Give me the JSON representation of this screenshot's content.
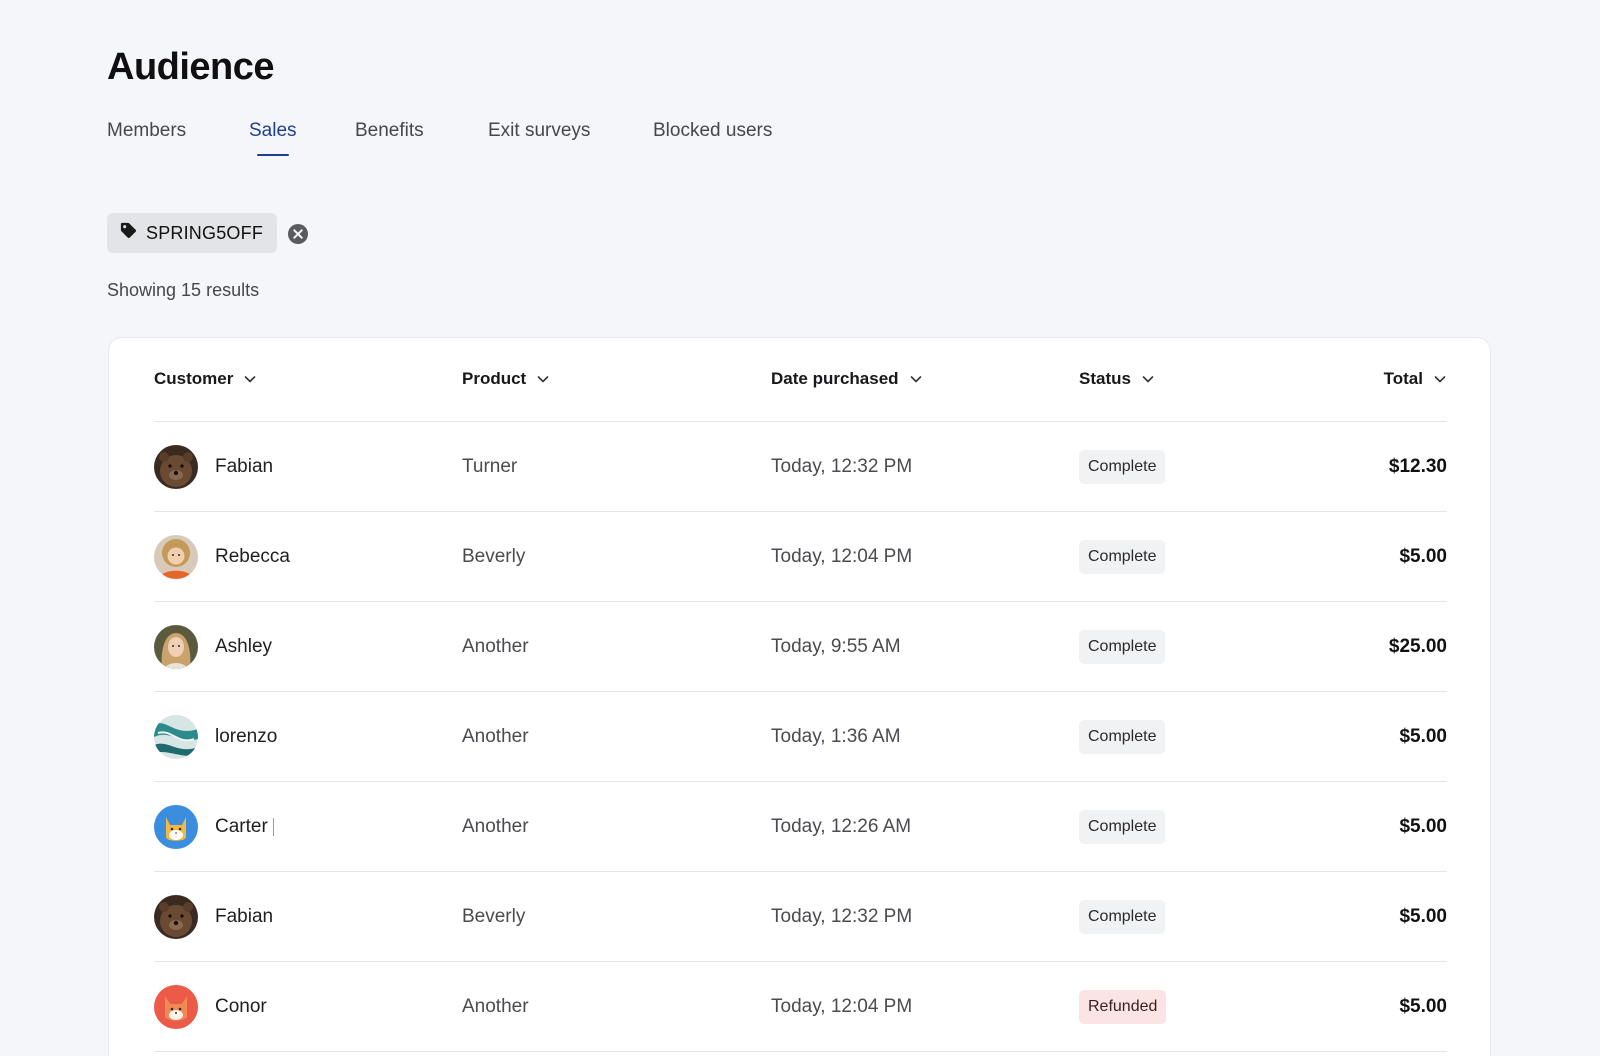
{
  "page": {
    "title": "Audience"
  },
  "tabs": [
    {
      "label": "Members",
      "active": false
    },
    {
      "label": "Sales",
      "active": true
    },
    {
      "label": "Benefits",
      "active": false
    },
    {
      "label": "Exit surveys",
      "active": false
    },
    {
      "label": "Blocked users",
      "active": false
    }
  ],
  "filter": {
    "label": "SPRING5OFF",
    "icon": "tag-icon",
    "remove_icon": "close-circle-icon"
  },
  "results": {
    "text": "Showing 15 results"
  },
  "table": {
    "columns": [
      {
        "label": "Customer",
        "icon": "chevron-down-icon"
      },
      {
        "label": "Product",
        "icon": "chevron-down-icon"
      },
      {
        "label": "Date purchased",
        "icon": "chevron-down-icon"
      },
      {
        "label": "Status",
        "icon": "chevron-down-icon"
      },
      {
        "label": "Total",
        "icon": "chevron-down-icon"
      }
    ],
    "rows": [
      {
        "customer": "Fabian",
        "avatar": "bear",
        "product": "Turner",
        "date": "Today, 12:32 PM",
        "status": "Complete",
        "total": "$12.30"
      },
      {
        "customer": "Rebecca",
        "avatar": "woman-curly",
        "product": "Beverly",
        "date": "Today, 12:04 PM",
        "status": "Complete",
        "total": "$5.00"
      },
      {
        "customer": "Ashley",
        "avatar": "woman-blonde",
        "product": "Another",
        "date": "Today, 9:55 AM",
        "status": "Complete",
        "total": "$25.00"
      },
      {
        "customer": "lorenzo",
        "avatar": "marble",
        "product": "Another",
        "date": "Today, 1:36 AM",
        "status": "Complete",
        "total": "$5.00"
      },
      {
        "customer": "Carter",
        "avatar": "cat-blue",
        "product": "Another",
        "date": "Today, 12:26 AM",
        "status": "Complete",
        "total": "$5.00"
      },
      {
        "customer": "Fabian",
        "avatar": "bear",
        "product": "Beverly",
        "date": "Today, 12:32 PM",
        "status": "Complete",
        "total": "$5.00"
      },
      {
        "customer": "Conor",
        "avatar": "fox-red",
        "product": "Another",
        "date": "Today, 12:04 PM",
        "status": "Refunded",
        "total": "$5.00"
      }
    ]
  },
  "colors": {
    "accent": "#1d3f8f",
    "background": "#f5f6fa",
    "badge_complete": "#f1f2f4",
    "badge_refunded": "#fde4e4"
  }
}
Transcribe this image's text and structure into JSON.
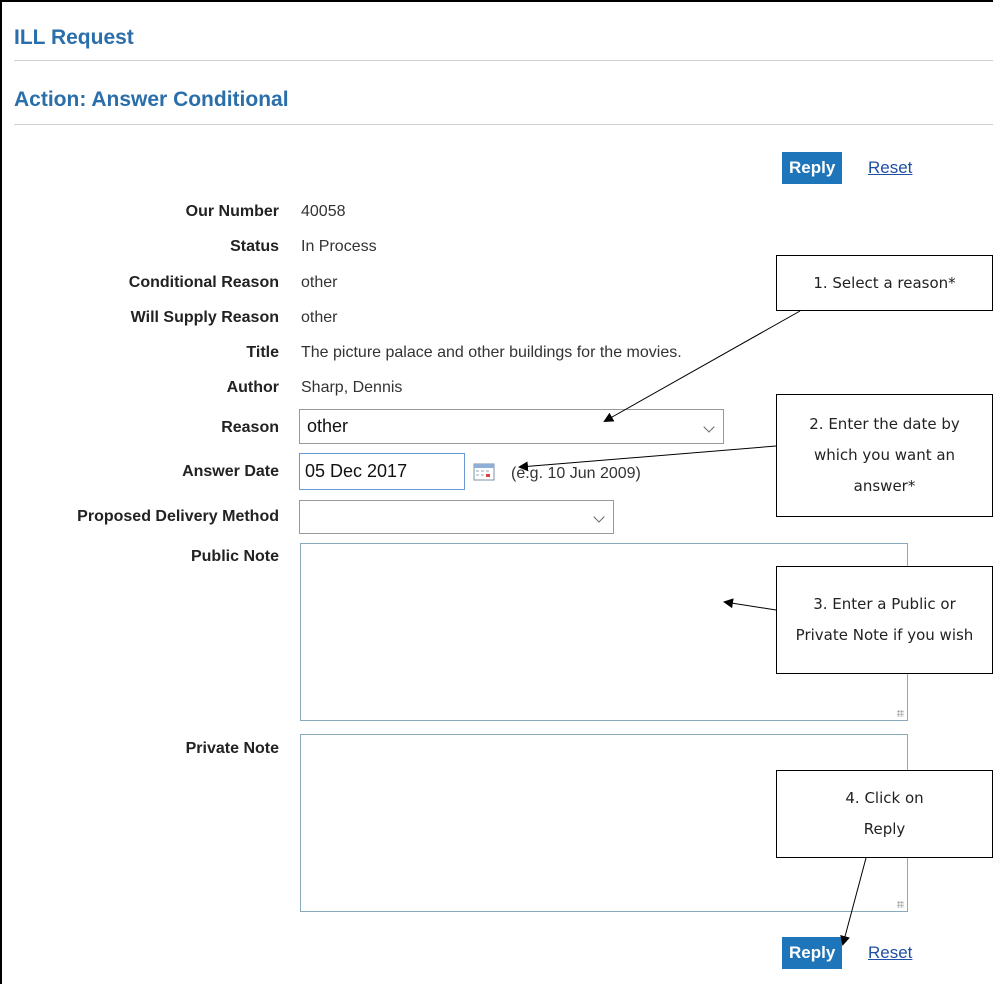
{
  "header": {
    "title": "ILL Request",
    "action": "Action: Answer Conditional"
  },
  "buttons": {
    "reply": "Reply",
    "reset": "Reset"
  },
  "fields": {
    "our_number": {
      "label": "Our Number",
      "value": "40058"
    },
    "status": {
      "label": "Status",
      "value": "In Process"
    },
    "conditional_reason": {
      "label": "Conditional Reason",
      "value": "other"
    },
    "will_supply_reason": {
      "label": "Will Supply Reason",
      "value": "other"
    },
    "title": {
      "label": "Title",
      "value": "The picture palace and other buildings for the movies."
    },
    "author": {
      "label": "Author",
      "value": "Sharp, Dennis"
    },
    "reason": {
      "label": "Reason",
      "value": "other"
    },
    "answer_date": {
      "label": "Answer Date",
      "value": "05 Dec 2017",
      "hint": "(e.g. 10 Jun 2009)"
    },
    "delivery": {
      "label": "Proposed Delivery Method",
      "value": ""
    },
    "public_note": {
      "label": "Public Note"
    },
    "private_note": {
      "label": "Private Note"
    }
  },
  "callouts": {
    "c1": "1. Select a reason*",
    "c2": "2. Enter the date by which you want an answer*",
    "c3": "3. Enter a Public or Private Note if you wish",
    "c4": "4. Click on Reply"
  },
  "colors": {
    "accent": "#1e75b9",
    "heading": "#2a6eaa",
    "link": "#1e4fa3"
  },
  "icons": {
    "calendar": "calendar-icon",
    "dropdown": "chevron-down-icon"
  }
}
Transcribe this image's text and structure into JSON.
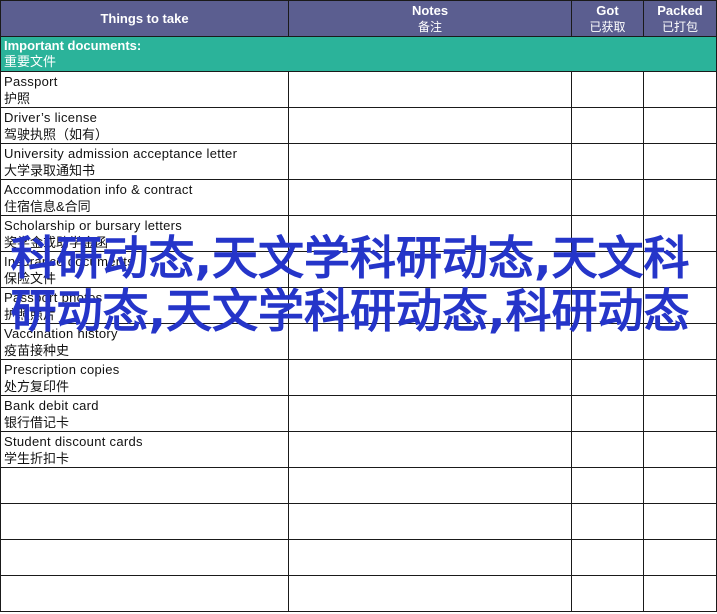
{
  "header": {
    "col1": "Things to take",
    "col2_en": "Notes",
    "col2_zh": "备注",
    "col3_en": "Got",
    "col3_zh": "已获取",
    "col4_en": "Packed",
    "col4_zh": "已打包"
  },
  "section": {
    "en": "Important documents:",
    "zh": "重要文件"
  },
  "items": [
    {
      "en": "Passport",
      "zh": "护照"
    },
    {
      "en": "Driver’s license",
      "zh": "驾驶执照（如有）"
    },
    {
      "en": "University admission acceptance letter",
      "zh": "大学录取通知书"
    },
    {
      "en": "Accommodation info & contract",
      "zh": "住宿信息&合同"
    },
    {
      "en": "Scholarship or bursary letters",
      "zh": "奖学金或助学金函"
    },
    {
      "en": "Insurance documents",
      "zh": "保险文件"
    },
    {
      "en": "Passport photos",
      "zh": "护照照片"
    },
    {
      "en": "Vaccination history",
      "zh": "疫苗接种史"
    },
    {
      "en": "Prescription copies",
      "zh": "处方复印件"
    },
    {
      "en": "Bank debit card",
      "zh": "银行借记卡"
    },
    {
      "en": "Student discount cards",
      "zh": "学生折扣卡"
    }
  ],
  "overlay_text": "科研动态,天文学科研动态,天文科研动态,天文学科研动态,科研动态",
  "colors": {
    "header_bg": "#5b5e90",
    "section_bg": "#2bb39a",
    "overlay": "#2535c9"
  }
}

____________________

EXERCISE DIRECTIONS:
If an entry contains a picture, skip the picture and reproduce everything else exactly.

ANSWER SECTION:
Give me the JSON representation of this screenshot's content.
{
  "page": {
    "title": "Audience"
  },
  "tabs": [
    {
      "label": "Members",
      "active": false
    },
    {
      "label": "Sales",
      "active": true
    },
    {
      "label": "Benefits",
      "active": false
    },
    {
      "label": "Exit surveys",
      "active": false
    },
    {
      "label": "Blocked users",
      "active": false
    }
  ],
  "filter": {
    "label": "SPRING5OFF",
    "icon": "tag-icon",
    "remove_icon": "close-circle-icon"
  },
  "results": {
    "text": "Showing 15 results"
  },
  "table": {
    "columns": [
      {
        "label": "Customer",
        "icon": "chevron-down-icon"
      },
      {
        "label": "Product",
        "icon": "chevron-down-icon"
      },
      {
        "label": "Date purchased",
        "icon": "chevron-down-icon"
      },
      {
        "label": "Status",
        "icon": "chevron-down-icon"
      },
      {
        "label": "Total",
        "icon": "chevron-down-icon"
      }
    ],
    "rows": [
      {
        "customer": "Fabian",
        "avatar": "bear",
        "product": "Turner",
        "date": "Today, 12:32 PM",
        "status": "Complete",
        "total": "$12.30"
      },
      {
        "customer": "Rebecca",
        "avatar": "woman-curly",
        "product": "Beverly",
        "date": "Today, 12:04 PM",
        "status": "Complete",
        "total": "$5.00"
      },
      {
        "customer": "Ashley",
        "avatar": "woman-blonde",
        "product": "Another",
        "date": "Today, 9:55 AM",
        "status": "Complete",
        "total": "$25.00"
      },
      {
        "customer": "lorenzo",
        "avatar": "marble",
        "product": "Another",
        "date": "Today, 1:36 AM",
        "status": "Complete",
        "total": "$5.00"
      },
      {
        "customer": "Carter",
        "avatar": "cat-blue",
        "product": "Another",
        "date": "Today, 12:26 AM",
        "status": "Complete",
        "total": "$5.00"
      },
      {
        "customer": "Fabian",
        "avatar": "bear",
        "product": "Beverly",
        "date": "Today, 12:32 PM",
        "status": "Complete",
        "total": "$5.00"
      },
      {
        "customer": "Conor",
        "avatar": "fox-red",
        "product": "Another",
        "date": "Today, 12:04 PM",
        "status": "Refunded",
        "total": "$5.00"
      }
    ]
  },
  "colors": {
    "accent": "#1d3f8f",
    "background": "#f5f6fa",
    "badge_complete": "#f1f2f4",
    "badge_refunded": "#fde4e4"
  }
}
Transcribe this image's text and structure into JSON.
{
  "header": {
    "title": "ILL Request",
    "action": "Action: Answer Conditional"
  },
  "buttons": {
    "reply": "Reply",
    "reset": "Reset"
  },
  "fields": {
    "our_number": {
      "label": "Our Number",
      "value": "40058"
    },
    "status": {
      "label": "Status",
      "value": "In Process"
    },
    "conditional_reason": {
      "label": "Conditional Reason",
      "value": "other"
    },
    "will_supply_reason": {
      "label": "Will Supply Reason",
      "value": "other"
    },
    "title": {
      "label": "Title",
      "value": "The picture palace and other buildings for the movies."
    },
    "author": {
      "label": "Author",
      "value": "Sharp, Dennis"
    },
    "reason": {
      "label": "Reason",
      "value": "other"
    },
    "answer_date": {
      "label": "Answer Date",
      "value": "05 Dec 2017",
      "hint": "(e.g. 10 Jun 2009)"
    },
    "delivery": {
      "label": "Proposed Delivery Method",
      "value": ""
    },
    "public_note": {
      "label": "Public Note"
    },
    "private_note": {
      "label": "Private Note"
    }
  },
  "callouts": {
    "c1": "1. Select a reason*",
    "c2": "2. Enter the date by which you want an answer*",
    "c3": "3. Enter a Public or Private Note if you wish",
    "c4": "4. Click on Reply"
  },
  "colors": {
    "accent": "#1e75b9",
    "heading": "#2a6eaa",
    "link": "#1e4fa3"
  },
  "icons": {
    "calendar": "calendar-icon",
    "dropdown": "chevron-down-icon"
  }
}
Transcribe this image's text and structure into JSON.
{
  "header": {
    "col1": "Things to take",
    "col2_en": "Notes",
    "col2_zh": "备注",
    "col3_en": "Got",
    "col3_zh": "已获取",
    "col4_en": "Packed",
    "col4_zh": "已打包"
  },
  "section": {
    "en": "Important documents:",
    "zh": "重要文件"
  },
  "items": [
    {
      "en": "Passport",
      "zh": "护照"
    },
    {
      "en": "Driver’s license",
      "zh": "驾驶执照（如有）"
    },
    {
      "en": "University admission acceptance letter",
      "zh": "大学录取通知书"
    },
    {
      "en": "Accommodation info & contract",
      "zh": "住宿信息&合同"
    },
    {
      "en": "Scholarship or bursary letters",
      "zh": "奖学金或助学金函"
    },
    {
      "en": "Insurance documents",
      "zh": "保险文件"
    },
    {
      "en": "Passport photos",
      "zh": "护照照片"
    },
    {
      "en": "Vaccination history",
      "zh": "疫苗接种史"
    },
    {
      "en": "Prescription copies",
      "zh": "处方复印件"
    },
    {
      "en": "Bank debit card",
      "zh": "银行借记卡"
    },
    {
      "en": "Student discount cards",
      "zh": "学生折扣卡"
    }
  ],
  "overlay_text": "科研动态,天文学科研动态,天文科研动态,天文学科研动态,科研动态",
  "colors": {
    "header_bg": "#5b5e90",
    "section_bg": "#2bb39a",
    "overlay": "#2535c9"
  }
}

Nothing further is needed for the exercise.